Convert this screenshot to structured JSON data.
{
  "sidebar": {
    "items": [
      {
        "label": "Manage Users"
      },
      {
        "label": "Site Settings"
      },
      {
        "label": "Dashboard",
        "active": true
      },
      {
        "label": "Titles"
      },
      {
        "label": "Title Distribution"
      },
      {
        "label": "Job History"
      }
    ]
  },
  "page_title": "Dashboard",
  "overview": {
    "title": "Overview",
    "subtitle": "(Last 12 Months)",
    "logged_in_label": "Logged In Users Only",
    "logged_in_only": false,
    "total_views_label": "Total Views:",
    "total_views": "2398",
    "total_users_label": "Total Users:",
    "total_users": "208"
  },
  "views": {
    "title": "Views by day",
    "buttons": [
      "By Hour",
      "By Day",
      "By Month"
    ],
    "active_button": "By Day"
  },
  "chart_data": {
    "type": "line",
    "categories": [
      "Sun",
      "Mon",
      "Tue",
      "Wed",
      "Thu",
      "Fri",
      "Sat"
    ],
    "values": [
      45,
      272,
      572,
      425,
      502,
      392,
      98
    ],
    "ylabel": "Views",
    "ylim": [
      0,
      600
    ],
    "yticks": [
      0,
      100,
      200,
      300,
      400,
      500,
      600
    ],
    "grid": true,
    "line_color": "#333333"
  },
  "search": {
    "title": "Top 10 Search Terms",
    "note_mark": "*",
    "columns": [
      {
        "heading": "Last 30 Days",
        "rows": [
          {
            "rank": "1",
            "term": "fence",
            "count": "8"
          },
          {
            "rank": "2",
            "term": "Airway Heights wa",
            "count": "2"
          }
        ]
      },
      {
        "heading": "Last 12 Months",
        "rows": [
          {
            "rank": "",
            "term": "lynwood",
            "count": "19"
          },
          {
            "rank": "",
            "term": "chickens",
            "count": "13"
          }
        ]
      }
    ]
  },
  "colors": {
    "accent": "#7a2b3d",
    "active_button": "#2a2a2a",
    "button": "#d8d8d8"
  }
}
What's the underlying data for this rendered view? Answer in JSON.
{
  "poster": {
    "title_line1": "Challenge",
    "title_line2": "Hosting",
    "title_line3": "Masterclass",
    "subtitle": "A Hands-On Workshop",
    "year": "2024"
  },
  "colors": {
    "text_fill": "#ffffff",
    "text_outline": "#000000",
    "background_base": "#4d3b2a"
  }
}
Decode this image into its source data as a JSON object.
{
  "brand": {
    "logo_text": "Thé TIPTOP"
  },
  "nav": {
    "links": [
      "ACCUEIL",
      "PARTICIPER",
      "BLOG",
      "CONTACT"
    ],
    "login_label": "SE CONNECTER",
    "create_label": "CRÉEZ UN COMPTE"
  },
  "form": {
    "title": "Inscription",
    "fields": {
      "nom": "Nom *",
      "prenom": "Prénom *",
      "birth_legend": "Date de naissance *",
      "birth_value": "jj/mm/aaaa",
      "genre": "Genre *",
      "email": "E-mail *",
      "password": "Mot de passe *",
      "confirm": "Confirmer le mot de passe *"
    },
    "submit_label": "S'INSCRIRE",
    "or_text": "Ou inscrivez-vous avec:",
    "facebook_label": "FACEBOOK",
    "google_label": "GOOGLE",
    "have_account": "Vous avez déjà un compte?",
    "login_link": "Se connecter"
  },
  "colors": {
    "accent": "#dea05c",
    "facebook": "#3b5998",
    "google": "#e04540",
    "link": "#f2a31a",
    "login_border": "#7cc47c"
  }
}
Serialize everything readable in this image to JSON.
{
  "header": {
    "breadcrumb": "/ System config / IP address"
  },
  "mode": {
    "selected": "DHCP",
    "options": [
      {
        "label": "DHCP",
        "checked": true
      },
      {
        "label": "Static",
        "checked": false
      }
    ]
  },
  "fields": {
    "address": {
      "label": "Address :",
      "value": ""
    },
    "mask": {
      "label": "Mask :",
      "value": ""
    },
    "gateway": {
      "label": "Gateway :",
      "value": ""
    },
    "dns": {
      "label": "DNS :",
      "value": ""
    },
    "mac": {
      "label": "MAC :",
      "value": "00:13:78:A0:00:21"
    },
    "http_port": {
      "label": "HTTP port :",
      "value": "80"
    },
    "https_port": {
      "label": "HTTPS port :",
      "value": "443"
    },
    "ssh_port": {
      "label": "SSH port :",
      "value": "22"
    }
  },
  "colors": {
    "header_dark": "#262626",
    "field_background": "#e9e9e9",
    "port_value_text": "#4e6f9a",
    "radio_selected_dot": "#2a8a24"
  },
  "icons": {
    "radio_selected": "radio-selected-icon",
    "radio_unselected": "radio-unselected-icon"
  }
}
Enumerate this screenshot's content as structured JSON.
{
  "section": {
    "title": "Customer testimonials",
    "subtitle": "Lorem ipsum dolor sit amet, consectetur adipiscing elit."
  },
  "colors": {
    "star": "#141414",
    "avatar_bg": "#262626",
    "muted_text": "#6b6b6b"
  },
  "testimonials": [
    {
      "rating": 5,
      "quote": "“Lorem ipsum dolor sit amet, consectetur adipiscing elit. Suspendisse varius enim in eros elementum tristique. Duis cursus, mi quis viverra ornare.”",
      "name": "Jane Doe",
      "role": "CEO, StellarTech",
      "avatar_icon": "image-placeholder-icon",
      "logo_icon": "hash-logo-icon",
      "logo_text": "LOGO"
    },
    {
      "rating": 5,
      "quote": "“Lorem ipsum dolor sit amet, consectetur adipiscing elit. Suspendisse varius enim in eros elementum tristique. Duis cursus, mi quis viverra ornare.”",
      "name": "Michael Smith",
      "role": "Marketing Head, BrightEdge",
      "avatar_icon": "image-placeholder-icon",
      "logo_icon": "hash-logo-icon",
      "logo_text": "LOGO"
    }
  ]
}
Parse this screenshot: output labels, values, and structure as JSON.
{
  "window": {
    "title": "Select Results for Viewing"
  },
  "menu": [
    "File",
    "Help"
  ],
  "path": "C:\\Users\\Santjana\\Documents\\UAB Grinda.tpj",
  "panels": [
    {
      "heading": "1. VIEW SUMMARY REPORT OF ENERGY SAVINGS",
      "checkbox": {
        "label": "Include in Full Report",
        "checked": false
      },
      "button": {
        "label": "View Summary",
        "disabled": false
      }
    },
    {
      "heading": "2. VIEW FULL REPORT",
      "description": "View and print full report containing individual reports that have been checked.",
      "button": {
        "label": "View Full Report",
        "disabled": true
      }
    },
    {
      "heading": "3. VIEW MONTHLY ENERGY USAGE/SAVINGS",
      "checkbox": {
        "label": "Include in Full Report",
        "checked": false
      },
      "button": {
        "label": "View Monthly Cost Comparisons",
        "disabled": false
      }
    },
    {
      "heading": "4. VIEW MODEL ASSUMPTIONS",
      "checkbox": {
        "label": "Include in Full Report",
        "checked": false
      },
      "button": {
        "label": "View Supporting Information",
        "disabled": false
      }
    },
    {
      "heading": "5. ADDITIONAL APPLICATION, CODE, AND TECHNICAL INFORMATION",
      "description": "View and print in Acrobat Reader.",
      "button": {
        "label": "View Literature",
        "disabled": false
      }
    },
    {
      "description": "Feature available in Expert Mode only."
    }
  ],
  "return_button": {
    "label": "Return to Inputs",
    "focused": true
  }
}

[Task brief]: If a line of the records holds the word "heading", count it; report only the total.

[Output for this task]: 7